I was able to get close enough to shake Ali’s hand and I remember being shocked at how soft his giant palm felt. Later, I posed for pictures with him and bought a copy of his then just-published biography. Here’s a sidebar note: Ali’s biography, The Greatest: My Own Story, is an excellent read, in part because it was edited by Toni Morrison—who would later become a Nobel Prize-winning novelist. I proudly own a copy with an Ali autograph on the cover page.

Ali’s death wasn’t a complete surprise. The pounding he took in the ring rendered him into a shell of the brash and bold man he had been in his younger days. He retired from boxing in 1981; thereafter, the ravages of Parkinson’s disease took the floating from his feet and the sting out of his fist. Yet, the prideful example of what made him The Greatest remains—even after his life is gone.

Tributes to Ali continue to roll past me on social media. A favorite of mine—written by William C. Rhoden of The New York Times—notes, “Muhammad Ali was an ungentrified black man.” Rhoden—who, over the course of his career as a sportswriter, covered Ali—described the man he knew behind the scenes and out of the limelight:

What I gleaned from Ali’s life, as I’ve lived mine, is that the goal is not to go through life undefeated. The quest is to exercise resilience and come back stronger.

Beloved by much of the world, Ali was nonetheless consistently, unapologetically black.

Such truth has nothing to do with boxing and everything to do with life. For that alone, I will forever love Muhammad Ali.

Sam Fulwood III is a Senior Fellow at the Center for American Progress.

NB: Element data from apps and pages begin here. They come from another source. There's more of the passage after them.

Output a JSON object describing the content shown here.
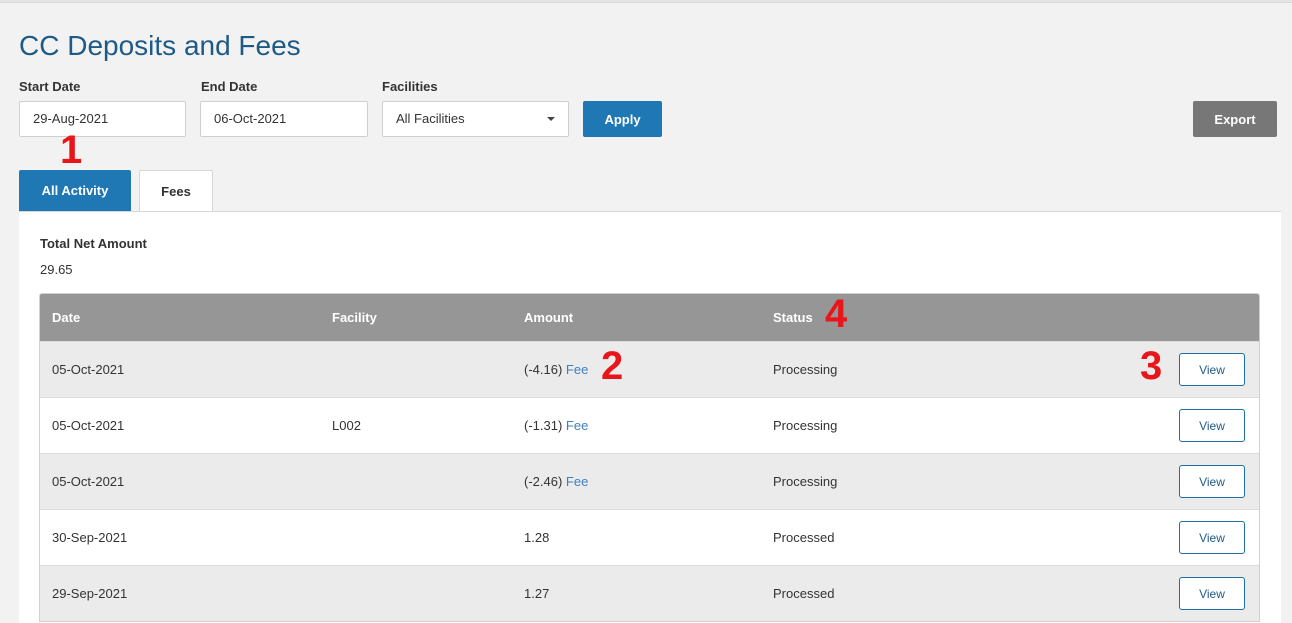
{
  "page": {
    "title": "CC Deposits and Fees"
  },
  "filters": {
    "start_date_label": "Start Date",
    "start_date_value": "29-Aug-2021",
    "end_date_label": "End Date",
    "end_date_value": "06-Oct-2021",
    "facilities_label": "Facilities",
    "facilities_selected": "All Facilities",
    "apply_label": "Apply",
    "export_label": "Export"
  },
  "tabs": [
    {
      "label": "All Activity",
      "active": true
    },
    {
      "label": "Fees",
      "active": false
    }
  ],
  "summary": {
    "total_label": "Total Net Amount",
    "total_value": "29.65"
  },
  "table": {
    "columns": [
      "Date",
      "Facility",
      "Amount",
      "Status"
    ],
    "rows": [
      {
        "date": "05-Oct-2021",
        "facility": "",
        "amount": "(-4.16)",
        "fee": "Fee",
        "status": "Processing",
        "action": "View"
      },
      {
        "date": "05-Oct-2021",
        "facility": "L002",
        "amount": "(-1.31)",
        "fee": "Fee",
        "status": "Processing",
        "action": "View"
      },
      {
        "date": "05-Oct-2021",
        "facility": "",
        "amount": "(-2.46)",
        "fee": "Fee",
        "status": "Processing",
        "action": "View"
      },
      {
        "date": "30-Sep-2021",
        "facility": "",
        "amount": "1.28",
        "fee": "",
        "status": "Processed",
        "action": "View"
      },
      {
        "date": "29-Sep-2021",
        "facility": "",
        "amount": "1.27",
        "fee": "",
        "status": "Processed",
        "action": "View"
      }
    ]
  },
  "annotations": [
    "1",
    "2",
    "3",
    "4"
  ],
  "colors": {
    "primary": "#1f78b4",
    "title": "#1f5a86",
    "marker": "#e8151b",
    "header_bg": "#969696",
    "export_bg": "#777777"
  }
}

His work with the Center’s Progress 2050 examines the impact of policies on the nation when there will be no clear racial or ethnic majority by the year 2050.